Exercise
Leave out the pictures and restate every entry word for word.

Element data from apps and pages
····················
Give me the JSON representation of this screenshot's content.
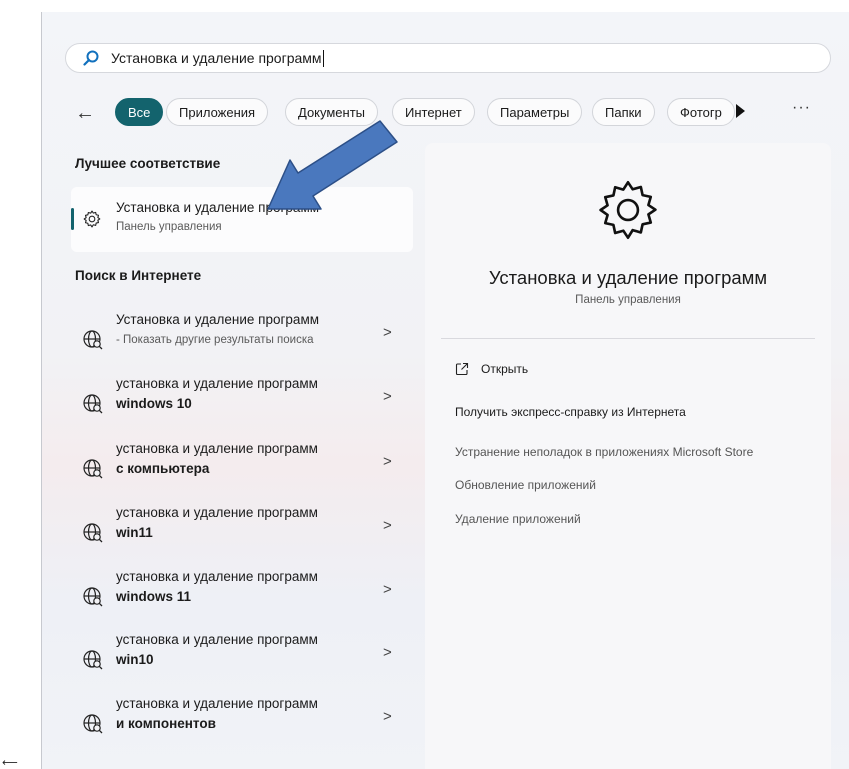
{
  "search": {
    "query": "Установка и удаление программ"
  },
  "filters": {
    "back_label": "←",
    "chips": [
      "Все",
      "Приложения",
      "Документы",
      "Интернет",
      "Параметры",
      "Папки",
      "Фотогр"
    ],
    "more_label": "···"
  },
  "best_match": {
    "heading": "Лучшее соответствие",
    "title": "Установка и удаление программ",
    "subtitle": "Панель управления"
  },
  "web": {
    "heading": "Поиск в Интернете",
    "items": [
      {
        "line1": "Установка и удаление программ",
        "line2": "- Показать другие результаты поиска"
      },
      {
        "line1": "установка и удаление программ",
        "line2": "windows 10"
      },
      {
        "line1": "установка и удаление программ",
        "line2": "с компьютера"
      },
      {
        "line1": "установка и удаление программ",
        "line2": "win11"
      },
      {
        "line1": "установка и удаление программ",
        "line2": "windows 11"
      },
      {
        "line1": "установка и удаление программ",
        "line2": "win10"
      },
      {
        "line1": "установка и удаление программ",
        "line2": "и компонентов"
      }
    ],
    "chevron": ">"
  },
  "detail": {
    "title": "Установка и удаление программ",
    "subtitle": "Панель управления",
    "open_label": "Открыть",
    "actions": [
      "Получить экспресс-справку из Интернета",
      "Устранение неполадок в приложениях Microsoft Store",
      "Обновление приложений",
      "Удаление приложений"
    ]
  },
  "colors": {
    "accent": "#13636d",
    "annotation_arrow": "#4a78be"
  },
  "icons": {
    "search": "search-icon",
    "settings": "gear-icon",
    "web": "web-search-icon",
    "open": "open-external-icon"
  }
}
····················
Your response
Give me the JSON representation of this screenshot's content.
{
  "search": {
    "query": "Установка и удаление программ"
  },
  "filters": {
    "back_label": "←",
    "chips": [
      "Все",
      "Приложения",
      "Документы",
      "Интернет",
      "Параметры",
      "Папки",
      "Фотогр"
    ],
    "more_label": "···"
  },
  "best_match": {
    "heading": "Лучшее соответствие",
    "title": "Установка и удаление программ",
    "subtitle": "Панель управления"
  },
  "web": {
    "heading": "Поиск в Интернете",
    "items": [
      {
        "line1": "Установка и удаление программ",
        "line2": "- Показать другие результаты поиска"
      },
      {
        "line1": "установка и удаление программ",
        "line2": "windows 10"
      },
      {
        "line1": "установка и удаление программ",
        "line2": "с компьютера"
      },
      {
        "line1": "установка и удаление программ",
        "line2": "win11"
      },
      {
        "line1": "установка и удаление программ",
        "line2": "windows 11"
      },
      {
        "line1": "установка и удаление программ",
        "line2": "win10"
      },
      {
        "line1": "установка и удаление программ",
        "line2": "и компонентов"
      }
    ],
    "chevron": ">"
  },
  "detail": {
    "title": "Установка и удаление программ",
    "subtitle": "Панель управления",
    "open_label": "Открыть",
    "actions": [
      "Получить экспресс-справку из Интернета",
      "Устранение неполадок в приложениях Microsoft Store",
      "Обновление приложений",
      "Удаление приложений"
    ]
  },
  "colors": {
    "accent": "#13636d",
    "annotation_arrow": "#4a78be"
  },
  "icons": {
    "search": "search-icon",
    "settings": "gear-icon",
    "web": "web-search-icon",
    "open": "open-external-icon"
  }
}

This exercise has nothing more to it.